In addition to reducing the transmission of pain, capsaicin also increases the production of the enzyme collagenase and prostaglandin, reducing both pain and inflammation. An Austrian study, which reported o. Partsch et al. in the Scandinavian Journal of Rheumatology, confirms this result. One of the most striking results is that our sensory nerves produced its own anti-inflammatory response. Activation of the painful signals that carries out the capsaicin produces the release of a powerful natural anti-inflammatory.
This is confirmed by the authors of a Swedish study, pointing out that the result provides new information about the possible impact of sensory nerve activation during inflammatory processes, which indicates that the sensory nerves may play a role anti-inflammatory. Far from being limited to arthritis research, topical capsaicin may be useful in more than one dozen of syndromes with chronic pain, including postherpetic neuralgia, neuroma postmastectomy, sympathetic dystrophy reflects, diabetic neuropathy, rheumatoid arthritis, psoriasis, itching associated with hemodialysis and vulvar vestibulitis.
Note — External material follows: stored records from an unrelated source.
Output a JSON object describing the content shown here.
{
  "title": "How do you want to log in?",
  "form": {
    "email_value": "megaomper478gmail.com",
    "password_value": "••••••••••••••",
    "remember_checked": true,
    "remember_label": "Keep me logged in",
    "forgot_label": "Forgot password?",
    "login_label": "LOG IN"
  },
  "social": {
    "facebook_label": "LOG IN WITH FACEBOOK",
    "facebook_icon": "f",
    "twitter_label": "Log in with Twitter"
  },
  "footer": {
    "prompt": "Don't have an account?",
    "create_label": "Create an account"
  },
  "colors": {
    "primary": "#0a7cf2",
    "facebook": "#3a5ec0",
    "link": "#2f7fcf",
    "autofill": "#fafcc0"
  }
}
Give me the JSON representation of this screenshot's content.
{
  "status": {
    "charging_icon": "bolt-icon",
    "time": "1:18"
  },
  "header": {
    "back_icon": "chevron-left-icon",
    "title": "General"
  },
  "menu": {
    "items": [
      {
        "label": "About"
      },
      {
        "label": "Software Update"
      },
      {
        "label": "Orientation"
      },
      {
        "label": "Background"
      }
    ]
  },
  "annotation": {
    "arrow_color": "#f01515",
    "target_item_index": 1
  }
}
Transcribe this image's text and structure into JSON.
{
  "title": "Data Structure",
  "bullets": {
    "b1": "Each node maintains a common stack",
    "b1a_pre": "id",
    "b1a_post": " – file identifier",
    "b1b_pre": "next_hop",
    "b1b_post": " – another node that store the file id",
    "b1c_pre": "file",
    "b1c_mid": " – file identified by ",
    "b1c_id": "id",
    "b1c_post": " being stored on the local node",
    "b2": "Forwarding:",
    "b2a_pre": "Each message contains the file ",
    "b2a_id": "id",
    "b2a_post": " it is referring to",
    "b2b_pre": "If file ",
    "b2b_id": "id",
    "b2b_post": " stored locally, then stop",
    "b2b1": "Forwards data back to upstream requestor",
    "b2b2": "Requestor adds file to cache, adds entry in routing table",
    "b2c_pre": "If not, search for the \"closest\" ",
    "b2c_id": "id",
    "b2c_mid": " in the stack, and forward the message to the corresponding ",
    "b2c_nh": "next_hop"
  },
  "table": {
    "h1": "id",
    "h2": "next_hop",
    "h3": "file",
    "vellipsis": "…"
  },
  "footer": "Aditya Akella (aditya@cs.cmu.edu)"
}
American antibiotics the natives of Central America have developed a comprehensive materia medica of medicinal herbs to treat common medical problems, a situation common to all indigenous peoples. Modern research still finding utility in these medicinal herbs. Medicine traditional Mexican has been given him surprisingly little U.S. attention, taking into account its large and growing Hispanic population. Len rosen barclays is full of insight into the issues. A study of the Autonomous University of Baja California Sur reported on a study done with 72 plants employed in the Base Area. All medicinal herbs have been used to treat diseases including constipation, infected wounds, grains, sore kidneys, sinusitis by cold, headache, toothache, fever, bronchitis, cystitis, venereal diseases and others that could be caused by pathogenic microorganisms.
Extracts five microbes, five bacteria and pathogenic yeast, Candida Albicans were tested. The plants evaluated, only three (4% of the studied) were active against e. Coli, a common bacteria in the gut. However, 18% were active against Candida, 29% against Streptococcus faecalis, 60% against Bacillus subtilis and 76% against Staphylococcus aureus.